• _WHAT TO DO_
If a line in the data below contains the word "title", copy it out.

• _INPUT DATA_
========

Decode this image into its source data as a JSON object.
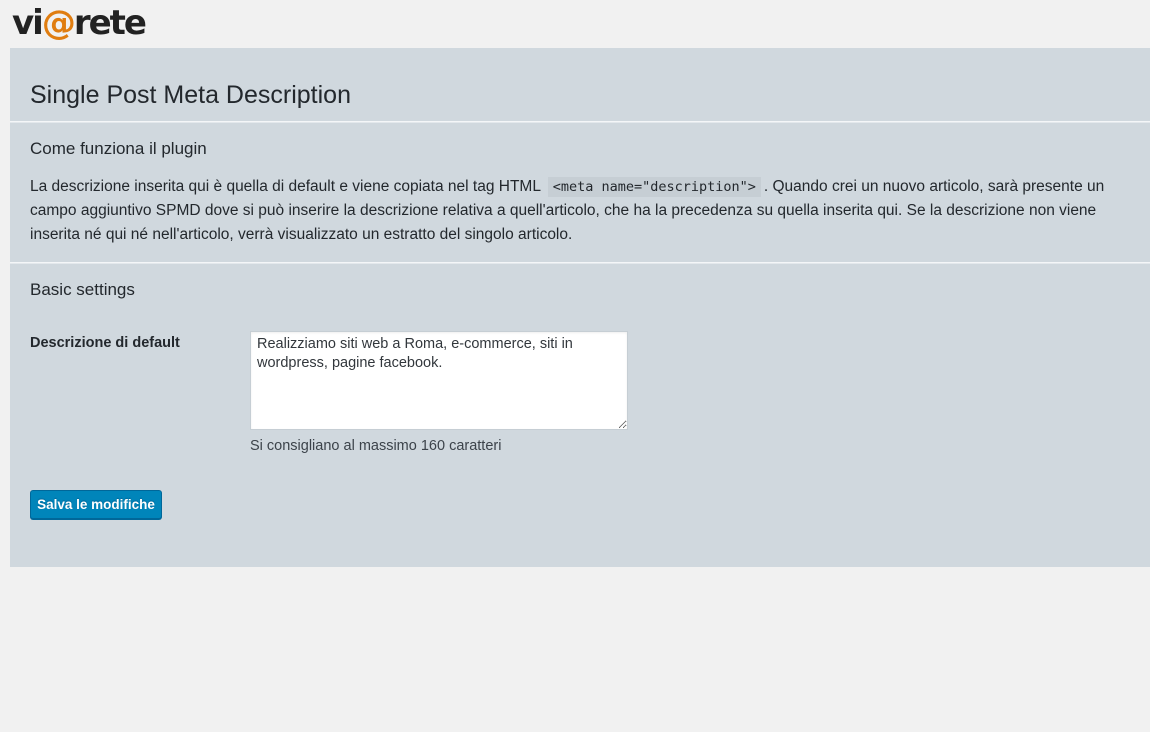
{
  "logo": {
    "part1": "vi",
    "at": "@",
    "part2": "rete"
  },
  "page": {
    "title": "Single Post Meta Description"
  },
  "how_it_works": {
    "title": "Come funziona il plugin",
    "text_before": "La descrizione inserita qui è quella di default e viene copiata nel tag HTML",
    "code": "<meta name=\"description\">",
    "text_after": ". Quando crei un nuovo articolo, sarà presente un campo aggiuntivo SPMD dove si può inserire la descrizione relativa a quell'articolo, che ha la precedenza su quella inserita qui. Se la descrizione non viene inserita né qui né nell'articolo, verrà visualizzato un estratto del singolo articolo."
  },
  "basic_settings": {
    "title": "Basic settings",
    "field_label": "Descrizione di default",
    "field_value": "Realizziamo siti web a Roma, e-commerce, siti in wordpress, pagine facebook.",
    "hint": "Si consigliano al massimo 160 caratteri"
  },
  "actions": {
    "save_label": "Salva le modifiche"
  },
  "colors": {
    "panel_bg": "#d0d8de",
    "page_bg": "#f1f1f1",
    "button_bg": "#0085ba",
    "logo_accent": "#e07d10"
  }
}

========

• _SOLUTION FOR THIS TASK_
    "title": "Single Post Meta Description"
    "title": "Come funziona il plugin",
    "title": "Basic settings",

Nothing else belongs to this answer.